--- Input data Enclosed Below ---

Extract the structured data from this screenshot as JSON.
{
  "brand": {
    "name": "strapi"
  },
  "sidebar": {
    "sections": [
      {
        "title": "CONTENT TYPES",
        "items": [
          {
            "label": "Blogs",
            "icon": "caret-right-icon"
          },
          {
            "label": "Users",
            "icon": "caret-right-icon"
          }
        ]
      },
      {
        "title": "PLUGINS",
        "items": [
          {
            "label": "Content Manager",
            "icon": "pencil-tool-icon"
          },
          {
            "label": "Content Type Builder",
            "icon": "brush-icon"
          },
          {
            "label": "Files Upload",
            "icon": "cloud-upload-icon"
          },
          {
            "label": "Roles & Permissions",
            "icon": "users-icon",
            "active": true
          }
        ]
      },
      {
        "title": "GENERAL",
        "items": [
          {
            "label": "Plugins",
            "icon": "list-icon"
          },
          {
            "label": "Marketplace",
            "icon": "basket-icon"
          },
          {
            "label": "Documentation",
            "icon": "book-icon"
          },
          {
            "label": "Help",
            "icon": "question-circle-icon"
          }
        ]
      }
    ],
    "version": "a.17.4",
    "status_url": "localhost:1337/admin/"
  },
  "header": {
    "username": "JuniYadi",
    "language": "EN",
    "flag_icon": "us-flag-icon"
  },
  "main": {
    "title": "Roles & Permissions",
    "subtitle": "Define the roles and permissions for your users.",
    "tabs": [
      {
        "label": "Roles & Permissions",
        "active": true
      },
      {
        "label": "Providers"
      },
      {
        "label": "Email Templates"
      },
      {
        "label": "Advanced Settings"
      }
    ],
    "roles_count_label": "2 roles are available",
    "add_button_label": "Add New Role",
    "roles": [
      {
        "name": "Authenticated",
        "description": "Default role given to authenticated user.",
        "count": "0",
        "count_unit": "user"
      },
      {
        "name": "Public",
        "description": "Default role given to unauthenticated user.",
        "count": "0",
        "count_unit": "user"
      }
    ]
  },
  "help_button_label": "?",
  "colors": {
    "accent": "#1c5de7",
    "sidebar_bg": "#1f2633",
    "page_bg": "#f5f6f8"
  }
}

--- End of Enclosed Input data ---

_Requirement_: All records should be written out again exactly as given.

_Exercise output_:
Extract the structured data from this screenshot as JSON.
{
  "brand": {
    "name": "strapi"
  },
  "sidebar": {
    "sections": [
      {
        "title": "CONTENT TYPES",
        "items": [
          {
            "label": "Blogs",
            "icon": "caret-right-icon"
          },
          {
            "label": "Users",
            "icon": "caret-right-icon"
          }
        ]
      },
      {
        "title": "PLUGINS",
        "items": [
          {
            "label": "Content Manager",
            "icon": "pencil-tool-icon"
          },
          {
            "label": "Content Type Builder",
            "icon": "brush-icon"
          },
          {
            "label": "Files Upload",
            "icon": "cloud-upload-icon"
          },
          {
            "label": "Roles & Permissions",
            "icon": "users-icon",
            "active": true
          }
        ]
      },
      {
        "title": "GENERAL",
        "items": [
          {
            "label": "Plugins",
            "icon": "list-icon"
          },
          {
            "label": "Marketplace",
            "icon": "basket-icon"
          },
          {
            "label": "Documentation",
            "icon": "book-icon"
          },
          {
            "label": "Help",
            "icon": "question-circle-icon"
          }
        ]
      }
    ],
    "version": "a.17.4",
    "status_url": "localhost:1337/admin/"
  },
  "header": {
    "username": "JuniYadi",
    "language": "EN",
    "flag_icon": "us-flag-icon"
  },
  "main": {
    "title": "Roles & Permissions",
    "subtitle": "Define the roles and permissions for your users.",
    "tabs": [
      {
        "label": "Roles & Permissions",
        "active": true
      },
      {
        "label": "Providers"
      },
      {
        "label": "Email Templates"
      },
      {
        "label": "Advanced Settings"
      }
    ],
    "roles_count_label": "2 roles are available",
    "add_button_label": "Add New Role",
    "roles": [
      {
        "name": "Authenticated",
        "description": "Default role given to authenticated user.",
        "count": "0",
        "count_unit": "user"
      },
      {
        "name": "Public",
        "description": "Default role given to unauthenticated user.",
        "count": "0",
        "count_unit": "user"
      }
    ]
  },
  "help_button_label": "?",
  "colors": {
    "accent": "#1c5de7",
    "sidebar_bg": "#1f2633",
    "page_bg": "#f5f6f8"
  }
}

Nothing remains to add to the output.